Problem to solve: In the entries below, find the lines that contain the word "align" and copy them.

Records shown:
· · · · · · ·

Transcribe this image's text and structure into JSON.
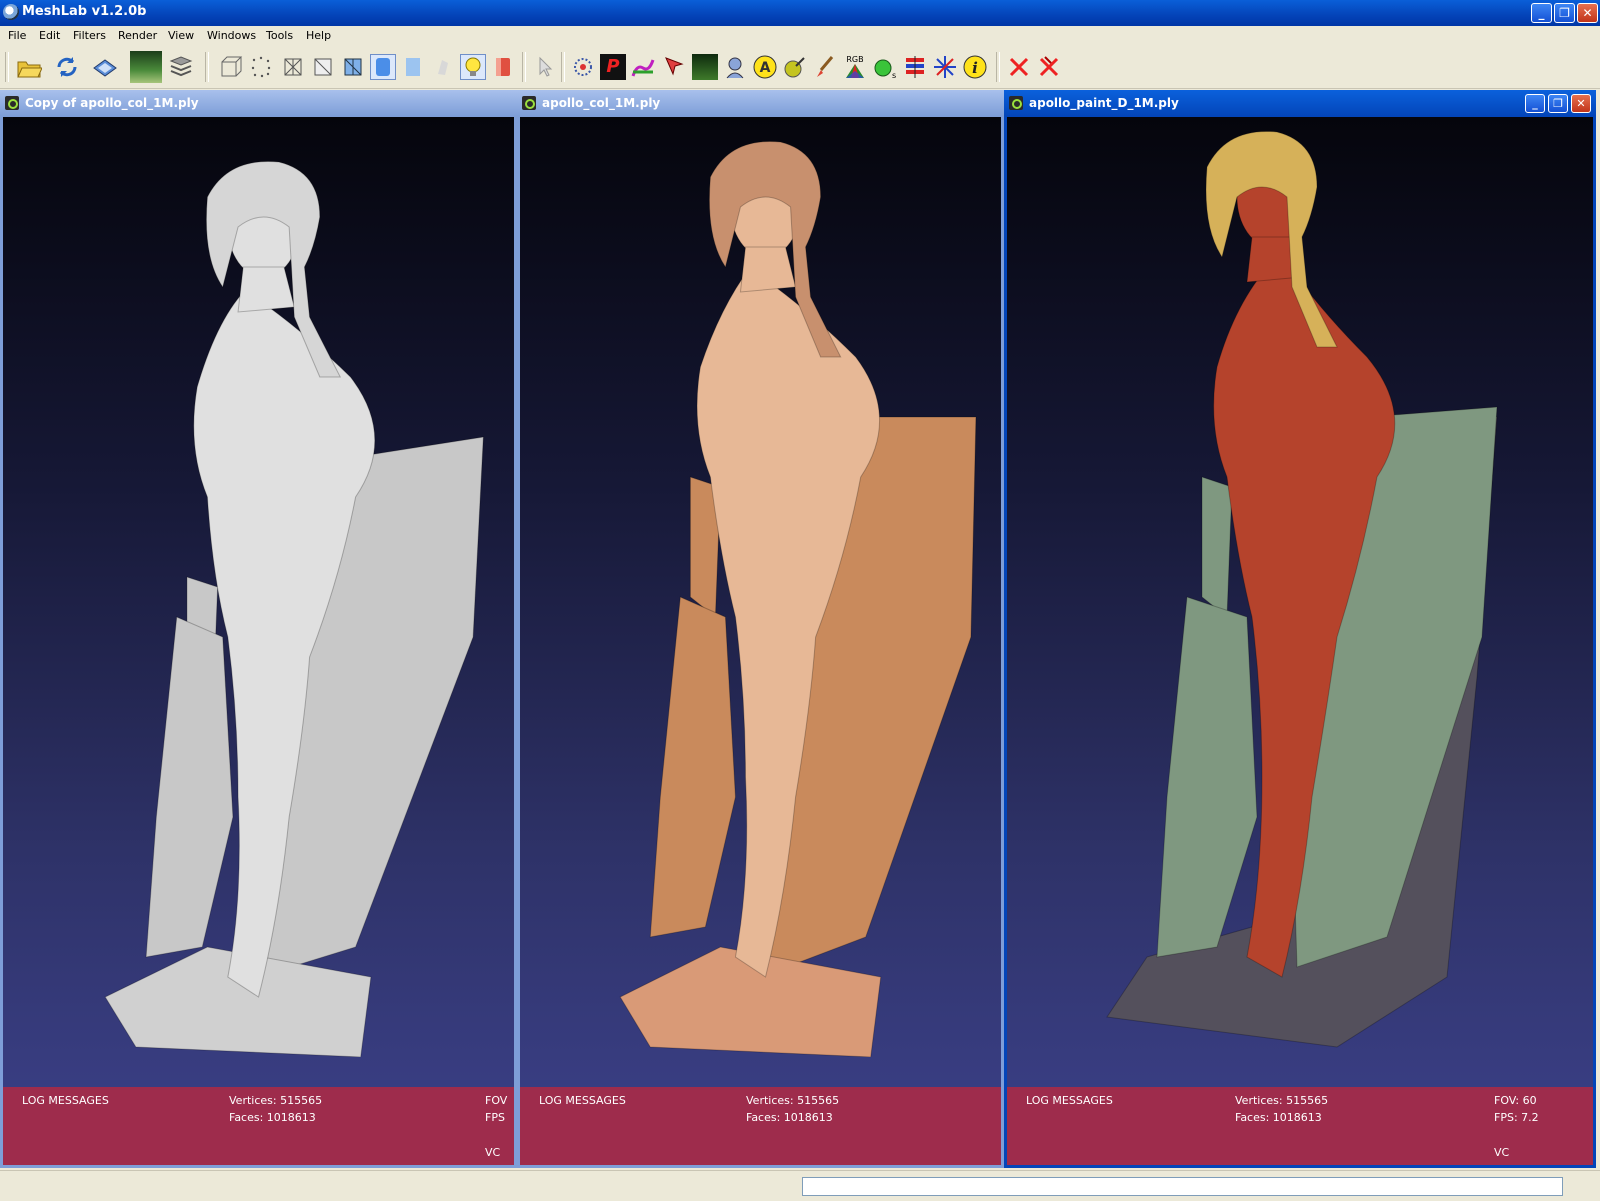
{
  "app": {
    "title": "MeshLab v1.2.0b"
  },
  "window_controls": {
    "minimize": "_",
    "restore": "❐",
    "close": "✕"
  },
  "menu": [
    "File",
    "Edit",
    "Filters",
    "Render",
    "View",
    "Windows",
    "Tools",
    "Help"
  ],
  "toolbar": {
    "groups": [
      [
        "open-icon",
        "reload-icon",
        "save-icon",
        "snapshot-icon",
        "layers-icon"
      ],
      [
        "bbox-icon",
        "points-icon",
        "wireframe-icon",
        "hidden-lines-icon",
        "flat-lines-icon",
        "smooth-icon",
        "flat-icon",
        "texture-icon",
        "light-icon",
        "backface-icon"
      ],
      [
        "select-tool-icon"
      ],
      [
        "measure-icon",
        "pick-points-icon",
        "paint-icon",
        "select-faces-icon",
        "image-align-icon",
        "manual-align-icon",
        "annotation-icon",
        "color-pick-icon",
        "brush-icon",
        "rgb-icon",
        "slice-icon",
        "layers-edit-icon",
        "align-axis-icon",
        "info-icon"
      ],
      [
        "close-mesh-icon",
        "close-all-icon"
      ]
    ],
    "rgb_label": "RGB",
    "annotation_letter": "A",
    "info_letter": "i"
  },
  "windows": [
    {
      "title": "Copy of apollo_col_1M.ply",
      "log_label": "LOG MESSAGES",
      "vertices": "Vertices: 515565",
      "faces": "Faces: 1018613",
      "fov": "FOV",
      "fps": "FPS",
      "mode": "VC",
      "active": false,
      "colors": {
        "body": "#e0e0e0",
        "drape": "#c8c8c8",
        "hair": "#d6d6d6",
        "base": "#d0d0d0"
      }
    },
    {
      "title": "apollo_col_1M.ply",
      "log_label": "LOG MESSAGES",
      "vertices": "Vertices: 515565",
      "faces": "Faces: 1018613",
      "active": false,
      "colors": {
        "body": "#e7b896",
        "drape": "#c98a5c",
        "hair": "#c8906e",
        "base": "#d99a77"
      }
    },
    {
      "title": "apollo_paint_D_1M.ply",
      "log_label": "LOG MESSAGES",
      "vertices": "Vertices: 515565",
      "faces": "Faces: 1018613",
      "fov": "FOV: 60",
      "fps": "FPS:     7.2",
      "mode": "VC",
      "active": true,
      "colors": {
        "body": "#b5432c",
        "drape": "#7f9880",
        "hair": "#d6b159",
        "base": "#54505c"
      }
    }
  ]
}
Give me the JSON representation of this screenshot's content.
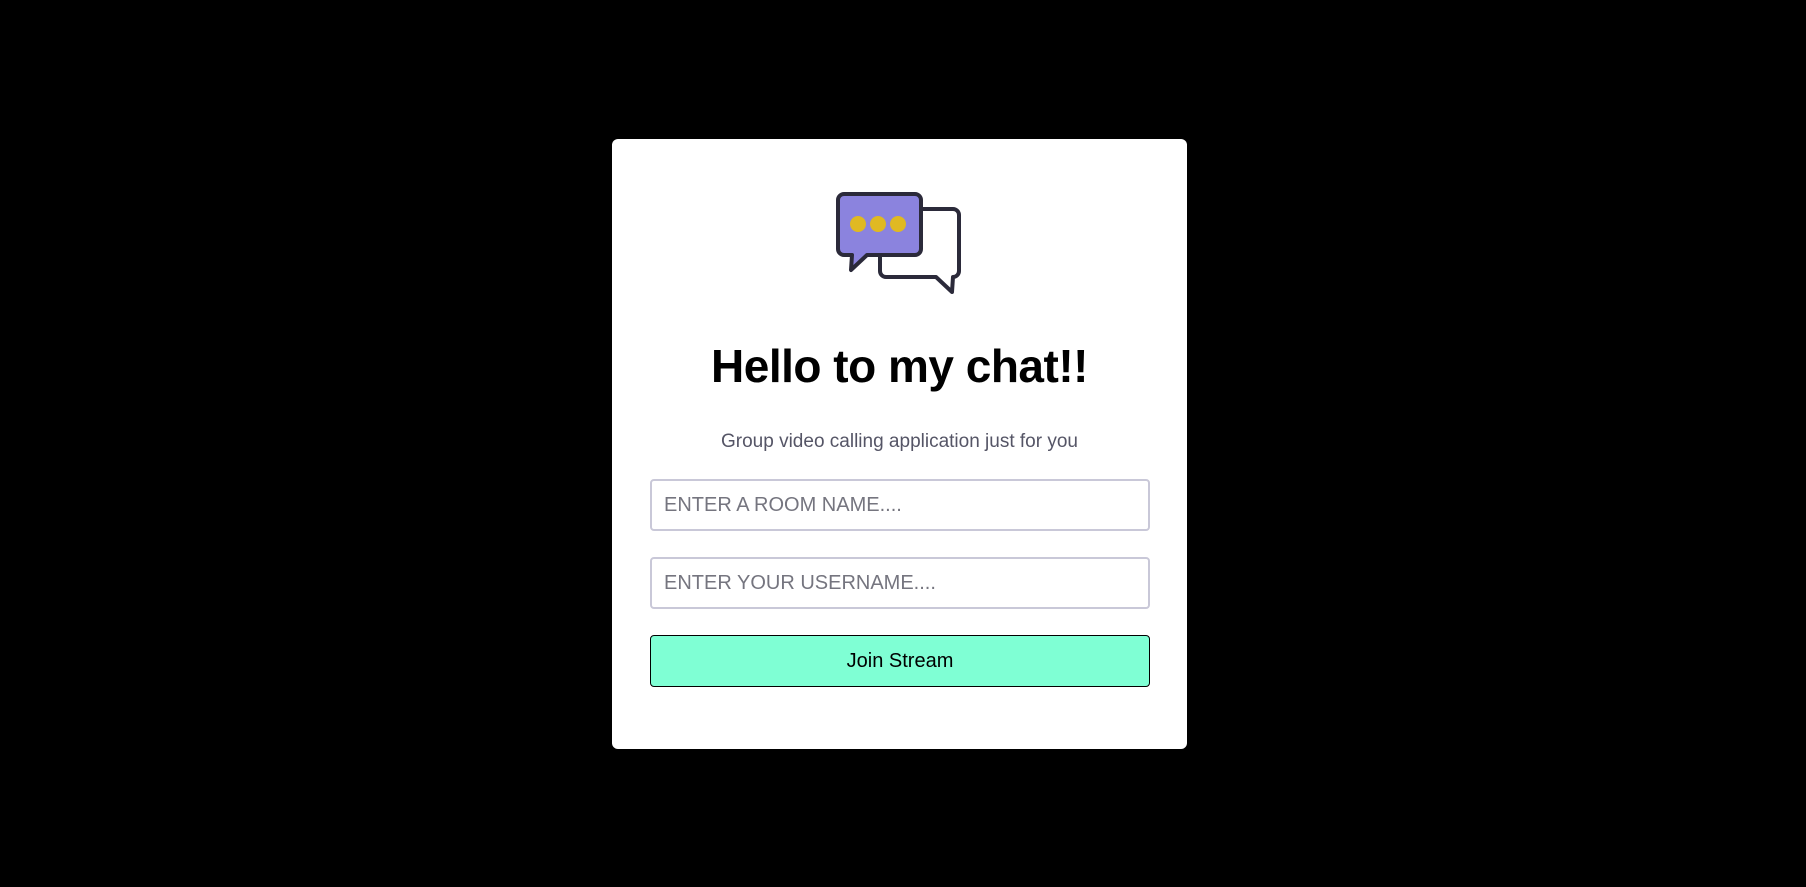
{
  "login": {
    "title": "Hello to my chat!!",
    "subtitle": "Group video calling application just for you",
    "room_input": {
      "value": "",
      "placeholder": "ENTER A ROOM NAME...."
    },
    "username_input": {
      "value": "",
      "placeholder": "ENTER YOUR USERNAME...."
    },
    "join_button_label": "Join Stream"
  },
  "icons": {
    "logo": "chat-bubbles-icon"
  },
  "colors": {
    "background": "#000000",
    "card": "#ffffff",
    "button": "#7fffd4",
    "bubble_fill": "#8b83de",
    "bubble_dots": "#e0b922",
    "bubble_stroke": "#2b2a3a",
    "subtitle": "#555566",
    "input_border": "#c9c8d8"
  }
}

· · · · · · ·

Solution to this task:
        "image-align-icon",
        "manual-align-icon",
        "align-axis-icon",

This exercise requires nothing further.